While electricity prices have declined since their peak in late 2017, over the last month they have started to drift back up. The Energy Action Pricing Index (EAPI) which monitors wholesale energy prices, has tracked increases across all states but in NSW in particular, a 10% increase has been seen since the beginning of Sept 2018. While there is potential for prices to gradually decline over the longer term, in the short term, the fundamentals of the electricity market and a range of external factors are placing upward pressure on prices, and this is likely to continue through the summer months.

As a result, Energy Action are advising clients with a requirement to renew energy contracts between now and the end of March 2019 to do so now to reduce exposure to potentially higher prices.

While the energy market is often influenced by multiple factors, here are five factors that may support an uplift in short term electricity prices:

  1. Rising cost of commodity electricity

    In addition to AEMO outlining concerns that that demand may outstrip supply this summer, prices for Q1 2019 and calendar year 2019 futures contracts have recently increased in New South Wales or and remained at elevated levels in other states. Energy Action believes this further reflects the concerns around generator availability over the coming summer.

    Current concerns relating to higher gas prices and the possibility of load shedding over the summer months can also support higher prices.

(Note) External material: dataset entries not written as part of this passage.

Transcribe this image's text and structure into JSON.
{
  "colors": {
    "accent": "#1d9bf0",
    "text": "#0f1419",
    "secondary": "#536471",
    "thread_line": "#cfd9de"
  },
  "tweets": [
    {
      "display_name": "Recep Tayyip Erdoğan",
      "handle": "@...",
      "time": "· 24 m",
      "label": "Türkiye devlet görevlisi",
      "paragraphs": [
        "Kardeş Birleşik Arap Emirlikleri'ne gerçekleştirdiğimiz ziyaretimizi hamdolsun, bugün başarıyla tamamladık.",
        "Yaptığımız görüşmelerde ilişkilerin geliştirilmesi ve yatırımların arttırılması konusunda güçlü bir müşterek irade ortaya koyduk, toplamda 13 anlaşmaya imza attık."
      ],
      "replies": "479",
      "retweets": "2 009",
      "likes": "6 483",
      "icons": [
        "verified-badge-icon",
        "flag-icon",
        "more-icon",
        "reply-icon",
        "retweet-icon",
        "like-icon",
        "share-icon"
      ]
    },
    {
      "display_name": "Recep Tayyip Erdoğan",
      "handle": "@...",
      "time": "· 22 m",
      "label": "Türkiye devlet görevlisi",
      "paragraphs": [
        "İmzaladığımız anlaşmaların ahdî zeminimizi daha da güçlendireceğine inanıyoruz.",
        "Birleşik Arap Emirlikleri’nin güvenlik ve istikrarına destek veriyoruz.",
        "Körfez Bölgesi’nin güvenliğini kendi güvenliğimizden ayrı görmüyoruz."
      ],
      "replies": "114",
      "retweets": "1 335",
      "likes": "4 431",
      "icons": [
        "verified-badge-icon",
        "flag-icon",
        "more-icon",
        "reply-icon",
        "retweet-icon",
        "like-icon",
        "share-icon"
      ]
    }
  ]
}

  2. The impact of weather conditions

    According to the World Meteorological Organisation, there is a 70% chance of a strong El Niño weather system developing during the remainder of 2018. These events are typically characterised by hotter, dryer conditions.

    In addition, despite recent rainfall, Snowy Hydro storage levels are far below seasonal norms at levels not seen since drought conditions experienced in the 2000s. This has the potential to limit available generation during peak demand periods over the summer.

  3. Renewables and spot price volatility

    Electricity spot prices continue to show a ‘duck curve’ pattern often speculated as the result of increasing renewable generation. As a result, spot prices can be as low as $20/MWh during the day and increase to $200/MWh in the early evening.

  4. Lack of competition in the gas market

    Despite an increased reliance on gas for electricity generation, currently there are retail gas offers from only four retailers. Should available gas volumes decrease over the current quarter, this may lead to retail competition falling even further and remove the competitive tension that could help keep prices lower.

  5. The contract ‘renewals cliff’
    Typically, thousands of Australian businesses seek to renew electricity contracts in the period leading up to December each year. This high concentration of renewals can place upward pressure on prices due to reduced competitive tension, particularly for those that leave contract renewal too close to the holiday period. To ensure you’re securing the best deals for expiring contracts, the most effective and simplest thing to do is to seek new electricity contracts before this period.